### YOUR OBJECTIVE
Lines in the data below that contain the word "time" are to be copied.

+++ SOURCE RECORDS +++

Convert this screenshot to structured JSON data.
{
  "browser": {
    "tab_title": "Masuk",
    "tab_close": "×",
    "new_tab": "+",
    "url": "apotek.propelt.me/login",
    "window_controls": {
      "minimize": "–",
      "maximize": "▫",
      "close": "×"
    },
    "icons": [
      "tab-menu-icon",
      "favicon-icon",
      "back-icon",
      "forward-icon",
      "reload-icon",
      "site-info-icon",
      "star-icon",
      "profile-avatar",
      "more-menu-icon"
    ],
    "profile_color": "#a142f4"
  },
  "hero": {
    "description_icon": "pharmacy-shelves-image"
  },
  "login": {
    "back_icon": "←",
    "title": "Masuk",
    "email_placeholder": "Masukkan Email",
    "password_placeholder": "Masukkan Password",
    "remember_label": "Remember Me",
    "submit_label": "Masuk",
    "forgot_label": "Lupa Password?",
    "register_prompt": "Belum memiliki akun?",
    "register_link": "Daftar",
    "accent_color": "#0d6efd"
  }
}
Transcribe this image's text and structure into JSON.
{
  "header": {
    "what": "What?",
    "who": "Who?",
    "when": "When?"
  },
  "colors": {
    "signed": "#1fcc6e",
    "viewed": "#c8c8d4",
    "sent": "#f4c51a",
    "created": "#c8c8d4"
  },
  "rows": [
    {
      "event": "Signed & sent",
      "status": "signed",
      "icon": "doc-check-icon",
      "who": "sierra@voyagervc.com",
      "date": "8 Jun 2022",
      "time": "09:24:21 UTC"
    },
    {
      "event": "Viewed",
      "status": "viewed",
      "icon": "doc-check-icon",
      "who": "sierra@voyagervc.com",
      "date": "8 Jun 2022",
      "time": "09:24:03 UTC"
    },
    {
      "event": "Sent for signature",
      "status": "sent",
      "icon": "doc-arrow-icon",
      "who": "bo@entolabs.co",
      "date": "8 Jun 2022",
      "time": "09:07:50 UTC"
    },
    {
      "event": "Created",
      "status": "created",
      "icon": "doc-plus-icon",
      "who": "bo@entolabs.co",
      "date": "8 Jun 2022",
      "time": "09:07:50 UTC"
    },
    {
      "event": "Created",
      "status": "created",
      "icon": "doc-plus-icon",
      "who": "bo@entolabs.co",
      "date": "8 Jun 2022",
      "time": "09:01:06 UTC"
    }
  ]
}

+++

### SOLUTION TO THIS TASK
      "time": "09:24:21 UTC"
      "time": "09:24:03 UTC"
      "time": "09:07:50 UTC"
      "time": "09:07:50 UTC"
      "time": "09:01:06 UTC"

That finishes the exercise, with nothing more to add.